There is something holy about working in soil.
Maybe it is the connection between our bodies and the soil. Scripture tells us that this tie is more than intimate. We are made from earth, it says. We are of the same stuff. So when we work in the soil and get it under our nails and all over our clothes, there is good reason that we recognize the link. It’s not imaginary, it’s really there. When we tend the garden, we are tending to another part of ourselves and when we grow food for the sake of others we are loving them as God loves us – creating for them, providing for them, for our neighbors, our brothers and sisters.
Somedays that is more evident than others. This past Wednesday was one of them and I did not even get dirty. In fact, I only turned a few shovels myself. But the lesson was more than evident when I came back at the end of the day and walked down to the Neighbors’ Garden to look at what had been accomplished. Row upon contoured row had been formed. Step paths had been dug. And thousands of seeds were down in those rows and waiting to grow. Snap peas were in. Beets and turnips and radishes were in. Carrots were in. Spinach and arugula and collards were all in. A lot of people are going to eat well from that garden. But there was something more, too, and it only slowly came to me.
When I started the work that morning, there were eight of us. Three volunteers from DOOR. Luis and Josh and Dennis and Geoff and myself.

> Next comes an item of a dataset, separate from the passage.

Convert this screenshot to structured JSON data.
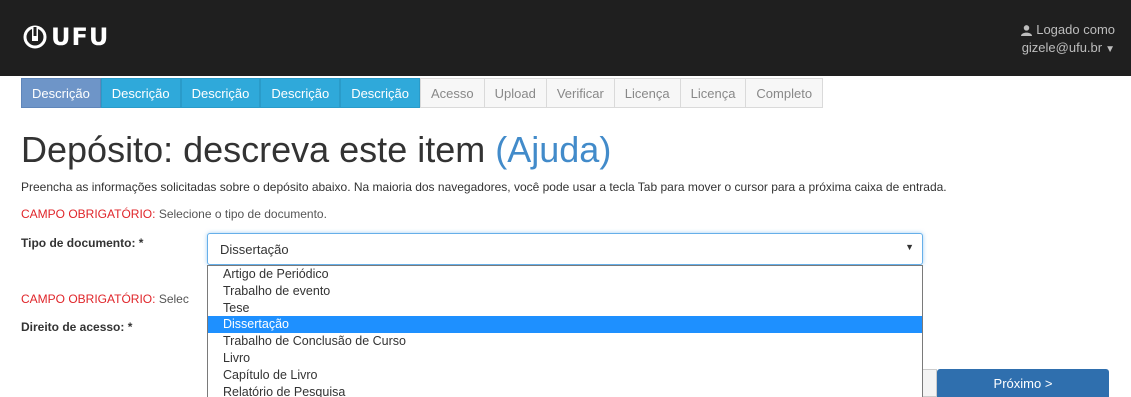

Before we even got started, I was called to another place, but I was able to stay long enough to get things going and bring back seeds. When I drove off the second time, I could see the determination in the entire group, but also some fatigue. It is hard work turning soil, even just making rows and everyone was tired. I figured we would get things started that day and finish next week. Too bad, I thought, it would be better for those peas and carrots and beets to be in the ground already.
But it was Ash Wednesday and Josh had to leave to practice for Candler’s worship that evening. Luis was pulled away to another task, too. When I left, the group was down to five. And very shortly thereafter, I got a call that the three DOOR volunteers would have to leave, too – their friend who had not joined us was increasingly ill and needed their care. That left Dennis and Geoff in the field.
I really did not expect to find the garden planted out when I returned in the evening. I figured two men in their seventies and eighties would get tired around lunch time and have enough sense to stop working. I am writing this morning because they had more hope in God’s work than they had sense. They had more commitment to Christ’s love and more sheer determination to be active partners in the work of the Spirit not to stop and to finish what they and others had started, too. Sense was in short supply, but there was more than enough heart.
I invite you all to stop on your way into the church this week and take a look at our garden – planted well and on time by volunteers – and give thanks to them and to God for what we have at this place – good soil, a chance to labor well, and the blessings of God to turn the two of those into so much more.
I am attaching a photo that I wanted to share with you. Dennis is not in it. I am pretty sure he took the photo, though. Those look like his fingers all over the lens. And they speak more than a little about the simple, good approach he brought to this labor. He is not technically adept at such work, but he knows and appreciates how good it is and so he has given his life to it. We could all benefit from his example.
Geoff and Erin are in the picture and they are beaming. I know from talking to Erin that she had to go tell the guys to stop at 4 PM because they still had not taken a break. No lunch. No breaks. Just good, determined labor on God’s good earth. I know she had been working hard that day, too, so I am glad she is in the picture. What we see there is joy. The world needs more of it.
Just a few hours later, we would be sitting around a table listening to that age-old reminder of Ash Wednesday – “Remember that you are dust, and to dust you shall return” from Genesis 3:19 – and that night I could not dwell in the ashes and limitations of that message. I could not put on sackcloth because I kept seeing that garden and when I saw the picture of Erin and Geoff with Dennis’ fingers all over it, I knew why. We are dust. But that is not a bad thing.
The Peace of the Earth be with you all. The Peace of the Heavens, too.